Options Introduction: In today's global environment market participants have the ability to invest in almost anything they can dream up. From global ETF's to Volatility products the choices are almost endless. Not only do we have the ability to choose any Currency, Commodity, or World Market we wish to invest in, we also have many ways to place our trades, which in turn can diversify our risk. We may buy stocks, ETF's, Futures, Forex, or even use options. My discipline has always been on using options to reduce risk and create a legitimate edge. As you read my articles I will start with the basics and work up to complex strategies. We will also have trade suggestions included so you may get the real time experience of winning and losing trades. Today let's start with a simple introduction for those who are new to the world of options.

The standard definition of an option most commonly used is "A contract that gives the buyer the right, but not the obligation, to buy or sell an underlying asset at a specific price on or before a certain date." As the buyer of an option you are in total control.

2 types of options

We all know that when analyzing a stock we can only have a few assumptions. We can assume that the stock will rise, fall, or go sideways (in later articles we will explain how to profit from sideways movement). Let's begin with an assumption that ABC stock will rise.

Call Options - A call gives the owner the right to buy an asset at a certain price within a specific period of time. This is similar to having a long position on a stock. As a buyer of a call you are hoping that ABC will have a substantial increase before the option expires. You can pay a small amount upfront and if you are correct then you can buy ABC at the agreed upon price (usually at a discount to the current market price). If your assumption is incorrect then you only lose what you paid for the call. This is what is known as "defined risk".

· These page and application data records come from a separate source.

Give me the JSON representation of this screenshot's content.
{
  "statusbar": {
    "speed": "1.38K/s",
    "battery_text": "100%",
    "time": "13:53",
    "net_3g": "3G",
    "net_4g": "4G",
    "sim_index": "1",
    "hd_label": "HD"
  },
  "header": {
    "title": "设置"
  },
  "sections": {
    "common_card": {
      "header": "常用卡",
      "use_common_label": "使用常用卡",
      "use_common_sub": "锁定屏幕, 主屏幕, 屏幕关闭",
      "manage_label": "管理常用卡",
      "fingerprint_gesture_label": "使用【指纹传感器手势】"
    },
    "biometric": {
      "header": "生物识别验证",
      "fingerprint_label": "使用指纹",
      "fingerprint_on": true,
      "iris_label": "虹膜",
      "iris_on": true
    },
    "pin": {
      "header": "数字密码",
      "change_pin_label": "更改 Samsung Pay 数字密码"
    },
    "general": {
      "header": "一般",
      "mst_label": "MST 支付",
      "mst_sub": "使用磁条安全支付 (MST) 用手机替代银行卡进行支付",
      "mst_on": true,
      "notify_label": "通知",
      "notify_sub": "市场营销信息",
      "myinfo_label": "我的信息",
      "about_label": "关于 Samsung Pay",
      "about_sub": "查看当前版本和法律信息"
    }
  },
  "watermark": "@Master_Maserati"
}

Put Options - A buyer of a put option has the right to sell an asset at a specific price within a specific period of time. Buying a put is similar to shorting stock. You will hope that ABC has a significant drop before the option expires.

Don't worry if this seems a little confusing. Just remember that you buy a call if you think a stock will increase and you buy a put if you think it will decrease.

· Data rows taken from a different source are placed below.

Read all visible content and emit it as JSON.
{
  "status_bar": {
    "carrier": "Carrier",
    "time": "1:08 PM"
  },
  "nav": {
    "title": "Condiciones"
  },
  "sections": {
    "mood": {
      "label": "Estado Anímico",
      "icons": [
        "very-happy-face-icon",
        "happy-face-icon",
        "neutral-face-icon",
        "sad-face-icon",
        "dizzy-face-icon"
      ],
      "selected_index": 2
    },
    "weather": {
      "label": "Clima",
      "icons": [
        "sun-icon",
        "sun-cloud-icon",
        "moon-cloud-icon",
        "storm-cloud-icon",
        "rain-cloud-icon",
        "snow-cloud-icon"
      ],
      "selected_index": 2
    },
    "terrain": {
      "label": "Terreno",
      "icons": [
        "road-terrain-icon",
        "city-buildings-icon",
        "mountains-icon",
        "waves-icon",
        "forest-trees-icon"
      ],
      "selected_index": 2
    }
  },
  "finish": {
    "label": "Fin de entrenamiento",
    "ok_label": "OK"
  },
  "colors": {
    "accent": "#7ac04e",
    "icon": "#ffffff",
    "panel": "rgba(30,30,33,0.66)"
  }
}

In our next article we will assume the position of an option buyer and discuss strike selection, and expiration dates.